The best part of the company's business model is that its product essentially sells itself. American Campus Communities targets universities where the average on-campus housing facility is more than 50 years old and lacks modern, student-focused amenities and infrastructure.
What's more, American Campus Communities properties' is cheaper than the inferior options offered by the schools. In fact, the average rent in one of the company's housing units is $767 per month for a private bedroom, as compared with $757 for a shared room or $966 for a private room on campus. Approximately 61% of American Campus Communities units are below the median rent level for their market and nearly all are closer to campus than the competition.
Short-term uncertainty is weighing on the company
Obviously the COVID-19 pandemic has taken a toll on American Campus Communities' stock price. Although it has rebounded significantly since the March lows, the share price is still down 22% in 2020.
The problem is uncertainty. When the outbreak worsened, virtually all colleges and universities closed their doors. But for American Campus Communities, the million-dollar question is whether they'll be open in the fall. In a nutshell, leasing up its properties by the start of the fall semester can make or break the company's profitability, and widespread campus closures could be devastating.

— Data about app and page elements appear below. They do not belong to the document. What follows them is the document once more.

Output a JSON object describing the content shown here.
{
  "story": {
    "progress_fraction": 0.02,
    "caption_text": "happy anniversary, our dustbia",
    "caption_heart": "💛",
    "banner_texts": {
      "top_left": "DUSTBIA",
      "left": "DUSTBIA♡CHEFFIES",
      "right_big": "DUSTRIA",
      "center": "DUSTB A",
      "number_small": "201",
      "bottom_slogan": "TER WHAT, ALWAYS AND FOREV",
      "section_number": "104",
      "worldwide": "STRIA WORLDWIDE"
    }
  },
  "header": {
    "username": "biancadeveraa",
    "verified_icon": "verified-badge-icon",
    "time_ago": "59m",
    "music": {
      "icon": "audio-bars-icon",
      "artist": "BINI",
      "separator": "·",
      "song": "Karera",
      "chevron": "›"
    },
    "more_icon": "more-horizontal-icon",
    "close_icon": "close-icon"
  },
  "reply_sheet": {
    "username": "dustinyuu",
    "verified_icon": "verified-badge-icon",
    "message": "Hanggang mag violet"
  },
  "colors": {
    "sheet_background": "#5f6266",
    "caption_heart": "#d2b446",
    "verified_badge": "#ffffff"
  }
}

The good news is that most of the universities where American Campus Communities has properties are planning to open. Just 5% of schools have announced that they plan to operate online-only in the fall, while 76% have announced plans for at least some level of in-person instruction. The other 19% are considering their options or are waiting to decide what to do.
So far, 82.6% of American Campus Communities' units are pre-leased for the fall. This is about 2 percentage points lower than the same time last year but isn't exactly a cause for alarm. American Campus Communities typically rents about 97.5% of its units to start the fall semester, and if this were to drop to 95% or even slightly less for the 2020-21 school year, it certainly wouldn't be devastating. Plus, American Campus Communities has a solid balance sheet, an investment-grade credit rating, and $567 million in liquidity to make it through the tough times if it needs it.
Having said all that, it's important to realize that the COVID-19 pandemic isn't over, and with nearly 20% of the company's universities still undecided on what to do in the fall, there is still quite a bit of uncertainty at this point.
Clear long-term growth trends
There's a clear trend toward purpose-built student housing in the U.S. If you drive through any major university campus in the United States, you'll likely see several student housing communities under construction or recently completed.
Currently, just 23% of the housing supply in American Campus Communities' markets is purpose-based student housing, and enrollment continues to steadily grow. As I mentioned, the company's average property has been 97.5% occupied at the start of the fall semester, and per-unit rent has steadily risen throughout the company's history.
To sum it up, while nobody has a crystal ball, I'd be shocked if American Campus Communities isn't a significantly larger company a decade from now. Despite the short-term headwinds, the reality is that college students simply don't want to live in the dorms when there is a superior cost-effective option that isn't much further from their classes. And as the industry's leader, American Campus Communities is well-positioned to take advantage.